**Dataset extract:**
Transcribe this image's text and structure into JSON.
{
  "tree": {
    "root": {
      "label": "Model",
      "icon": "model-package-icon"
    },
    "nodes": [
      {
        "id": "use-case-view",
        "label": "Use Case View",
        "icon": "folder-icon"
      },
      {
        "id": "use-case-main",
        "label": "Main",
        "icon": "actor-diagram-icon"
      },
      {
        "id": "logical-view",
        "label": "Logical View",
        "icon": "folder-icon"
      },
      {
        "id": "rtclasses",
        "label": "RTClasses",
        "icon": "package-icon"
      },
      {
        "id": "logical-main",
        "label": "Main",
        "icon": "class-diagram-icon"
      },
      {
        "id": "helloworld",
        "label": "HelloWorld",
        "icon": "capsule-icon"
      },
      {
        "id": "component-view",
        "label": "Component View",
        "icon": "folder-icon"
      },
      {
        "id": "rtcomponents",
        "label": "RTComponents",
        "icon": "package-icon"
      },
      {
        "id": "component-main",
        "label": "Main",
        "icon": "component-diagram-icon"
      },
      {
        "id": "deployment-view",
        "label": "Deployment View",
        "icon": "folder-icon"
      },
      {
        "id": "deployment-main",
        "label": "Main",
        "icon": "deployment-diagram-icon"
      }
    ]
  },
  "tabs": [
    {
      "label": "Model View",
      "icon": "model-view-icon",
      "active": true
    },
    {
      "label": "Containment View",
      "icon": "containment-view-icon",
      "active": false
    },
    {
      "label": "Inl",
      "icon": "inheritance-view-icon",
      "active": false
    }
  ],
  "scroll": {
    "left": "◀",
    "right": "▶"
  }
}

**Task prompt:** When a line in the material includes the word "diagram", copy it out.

**Written solution:**
        "icon": "actor-diagram-icon"
        "icon": "class-diagram-icon"
        "icon": "component-diagram-icon"
        "icon": "deployment-diagram-icon"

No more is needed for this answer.